The author's youthfulness helps to assure the inevitable comparison with the Anne Frank diary although over and above the sphere of suffering shared, and in this case extended to the death march itself, there is no spiritual or emotional legacy here to offset any reader reluctance.

Pub Date: Jan. 16, 2006

ISBN: 0374500010

Page Count: 120

Publisher: Hill & Wang

Review Posted Online: Oct. 7, 2011

Kirkus Reviews Issue: Jan. 15, 2006

Did you like this book?

No Comments Yet

A PEOPLE'S HISTORY OF THE UNITED STATES

For Howard Zinn, long-time civil rights and anti-war activist, history and ideology have a lot in common. Since he thinks that everything is in someone's interest, the historian—Zinn posits—has to figure out whose interests he or she is defining/defending/reconstructing (hence one of his previous books, The Politics of History). Zinn has no doubts about where he stands in this "people's history": "it is a history disrespectful of governments and respectful of people's movements of resistance." So what we get here, instead of the usual survey of wars, presidents, and institutions, is a survey of the usual rebellions, strikes, and protest movements. Zinn starts out by depicting the arrival of Columbus in North America from the standpoint of the Indians (which amounts to their standpoint as constructed from the observations of the Europeans); and, after easily establishing the cultural disharmony that ensued, he goes on to the importation of slaves into the colonies. Add the laborers and indentured servants that followed, plus women and later immigrants, and you have Zinn's amorphous constituency. To hear Zinn tell it, all anyone did in America at any time was to oppress or be oppressed; and so he obscures as much as his hated mainstream historical foes do—only in Zinn's case there is that absurd presumption that virtually everything that came to pass was the work of ruling-class planning: this amounts to one great indictment for conspiracy. Despite surface similarities, this is not a social history, since we get no sense of the fabric of life. Instead of negating the one-sided histories he detests, Zinn has merely reversed the image; the distortion remains.

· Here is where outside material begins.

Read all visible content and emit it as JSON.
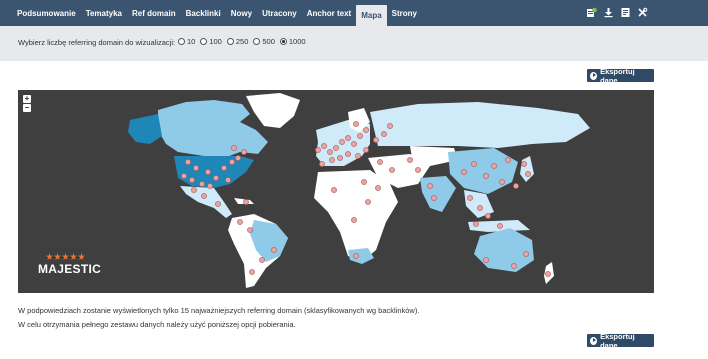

Pub Date: Jan. 1, 1979

ISBN: 0061965588

Page Count: 772

Publisher: Harper & Row

Review Posted Online: May 26, 2012

Kirkus Reviews Issue: Jan. 1, 1979

Did you like this book?

No Comments Yet
more